By Ronnie Koenig
The start of preschool is a milestone that's often anticipated with great excitement and joy, but also with lots of crying, uncertainty, and heel digging -- from both kids and parents! "For children, the main source of anxiety around entering preschool is that they have absolutely no idea what to expect," says Katrina Green, a certified early childhood and early childhood special education teacher at the Just Wee Two program in Brooklyn, New York. "They have spent the first three to four years learning the rules and routines of their family life and they are completely unfamiliar with the new rules and routines they will encounter. For parents, the main source of separation anxiety is worrying that their child will feel abandoned." Read on to learn the best ways for you and your child to ease the separation anxiety and to successfully start this new adventure -- together and apart!

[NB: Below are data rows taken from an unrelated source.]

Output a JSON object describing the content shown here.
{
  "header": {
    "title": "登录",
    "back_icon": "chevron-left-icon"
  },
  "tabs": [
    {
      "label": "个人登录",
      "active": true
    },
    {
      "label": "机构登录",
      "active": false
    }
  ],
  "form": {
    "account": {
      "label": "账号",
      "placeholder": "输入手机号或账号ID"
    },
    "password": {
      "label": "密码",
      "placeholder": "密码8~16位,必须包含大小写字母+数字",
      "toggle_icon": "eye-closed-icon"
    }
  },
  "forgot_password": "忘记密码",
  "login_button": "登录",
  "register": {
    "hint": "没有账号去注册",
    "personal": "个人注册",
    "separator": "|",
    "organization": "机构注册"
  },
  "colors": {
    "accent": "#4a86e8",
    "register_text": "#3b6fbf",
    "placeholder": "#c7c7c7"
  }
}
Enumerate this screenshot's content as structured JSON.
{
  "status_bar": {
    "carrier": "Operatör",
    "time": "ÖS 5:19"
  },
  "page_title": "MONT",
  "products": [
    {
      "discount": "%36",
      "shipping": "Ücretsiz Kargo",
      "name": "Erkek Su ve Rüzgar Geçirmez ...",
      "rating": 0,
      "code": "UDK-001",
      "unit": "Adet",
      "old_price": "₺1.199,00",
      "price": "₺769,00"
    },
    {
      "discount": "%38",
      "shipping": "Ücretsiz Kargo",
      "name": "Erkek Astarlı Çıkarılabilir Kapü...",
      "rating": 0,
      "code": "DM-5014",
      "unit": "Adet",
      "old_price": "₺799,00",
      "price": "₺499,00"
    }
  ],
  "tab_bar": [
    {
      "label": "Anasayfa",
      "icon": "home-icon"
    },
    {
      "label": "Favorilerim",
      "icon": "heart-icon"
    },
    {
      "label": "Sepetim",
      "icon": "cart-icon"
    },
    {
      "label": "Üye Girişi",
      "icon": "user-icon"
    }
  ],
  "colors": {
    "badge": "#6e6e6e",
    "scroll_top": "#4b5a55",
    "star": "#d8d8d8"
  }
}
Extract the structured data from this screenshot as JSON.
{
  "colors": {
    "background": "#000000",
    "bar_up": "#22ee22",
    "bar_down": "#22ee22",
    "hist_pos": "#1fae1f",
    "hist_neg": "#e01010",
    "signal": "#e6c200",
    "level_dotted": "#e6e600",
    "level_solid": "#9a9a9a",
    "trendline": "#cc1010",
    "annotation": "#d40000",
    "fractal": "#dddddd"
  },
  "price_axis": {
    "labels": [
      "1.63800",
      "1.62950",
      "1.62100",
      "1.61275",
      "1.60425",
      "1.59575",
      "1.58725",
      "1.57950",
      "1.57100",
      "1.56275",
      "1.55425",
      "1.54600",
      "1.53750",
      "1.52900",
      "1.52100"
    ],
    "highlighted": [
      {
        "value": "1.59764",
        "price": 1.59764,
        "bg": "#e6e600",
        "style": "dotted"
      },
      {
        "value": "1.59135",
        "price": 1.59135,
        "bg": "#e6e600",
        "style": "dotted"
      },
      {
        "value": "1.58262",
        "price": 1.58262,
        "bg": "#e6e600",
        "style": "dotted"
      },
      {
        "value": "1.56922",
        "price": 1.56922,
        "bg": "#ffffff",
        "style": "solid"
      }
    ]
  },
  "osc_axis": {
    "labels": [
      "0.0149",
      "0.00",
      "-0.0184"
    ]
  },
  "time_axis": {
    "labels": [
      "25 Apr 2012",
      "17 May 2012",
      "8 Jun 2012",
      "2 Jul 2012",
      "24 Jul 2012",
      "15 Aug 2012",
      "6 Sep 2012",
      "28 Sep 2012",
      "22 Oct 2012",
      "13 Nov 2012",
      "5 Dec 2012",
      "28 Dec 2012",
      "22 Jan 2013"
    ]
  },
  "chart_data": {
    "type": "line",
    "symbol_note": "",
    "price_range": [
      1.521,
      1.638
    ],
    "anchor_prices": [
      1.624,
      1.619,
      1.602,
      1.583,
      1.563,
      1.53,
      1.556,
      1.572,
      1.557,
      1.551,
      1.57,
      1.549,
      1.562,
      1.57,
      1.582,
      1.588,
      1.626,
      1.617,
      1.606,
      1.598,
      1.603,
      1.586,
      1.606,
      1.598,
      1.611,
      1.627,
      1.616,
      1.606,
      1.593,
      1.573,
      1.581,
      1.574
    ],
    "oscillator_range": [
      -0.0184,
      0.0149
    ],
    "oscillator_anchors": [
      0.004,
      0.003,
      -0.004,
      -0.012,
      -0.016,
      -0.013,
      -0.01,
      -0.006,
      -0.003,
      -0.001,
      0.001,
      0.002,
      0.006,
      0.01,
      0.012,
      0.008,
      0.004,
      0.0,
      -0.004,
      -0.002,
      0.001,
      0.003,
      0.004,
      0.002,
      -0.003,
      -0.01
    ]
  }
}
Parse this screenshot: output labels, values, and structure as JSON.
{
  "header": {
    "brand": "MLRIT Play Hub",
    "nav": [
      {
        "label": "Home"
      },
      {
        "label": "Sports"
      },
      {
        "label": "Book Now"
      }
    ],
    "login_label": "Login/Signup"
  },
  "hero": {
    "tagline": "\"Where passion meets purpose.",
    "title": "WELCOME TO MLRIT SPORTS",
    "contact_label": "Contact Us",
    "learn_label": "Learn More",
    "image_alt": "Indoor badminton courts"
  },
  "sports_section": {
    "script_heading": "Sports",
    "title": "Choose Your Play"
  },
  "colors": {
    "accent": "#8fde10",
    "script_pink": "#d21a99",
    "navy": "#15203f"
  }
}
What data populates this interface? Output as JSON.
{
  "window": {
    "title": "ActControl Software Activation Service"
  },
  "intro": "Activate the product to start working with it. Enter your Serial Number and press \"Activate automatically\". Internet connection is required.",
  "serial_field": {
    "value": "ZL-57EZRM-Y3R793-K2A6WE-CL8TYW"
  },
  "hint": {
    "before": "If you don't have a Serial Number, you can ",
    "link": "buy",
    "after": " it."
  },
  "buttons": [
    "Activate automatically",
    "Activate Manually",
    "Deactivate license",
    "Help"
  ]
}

Many moms may see their child have a bad first reaction to preschool and immediately decide to pull him out of the classroom. But that's a bad idea: "It denies the child an opportunity to learn how to work through negative feelings and sets a precedent of not having to face problems," Green says. Instead, consistency is key when it comes to making preschool a part of your child's new routine. Simply going together on a regular basis will provide your little one with a strong sense of anticipation. Keep your goodbyes short and sweet so that your child knows what to expect but doesn't prolong your departure. When you pick him up at the end of the day, reinforce the idea that you came back, just like you said you would. This way, each day's drop-off won't feel like you're both starting teary and upsetting goodbyes all over again.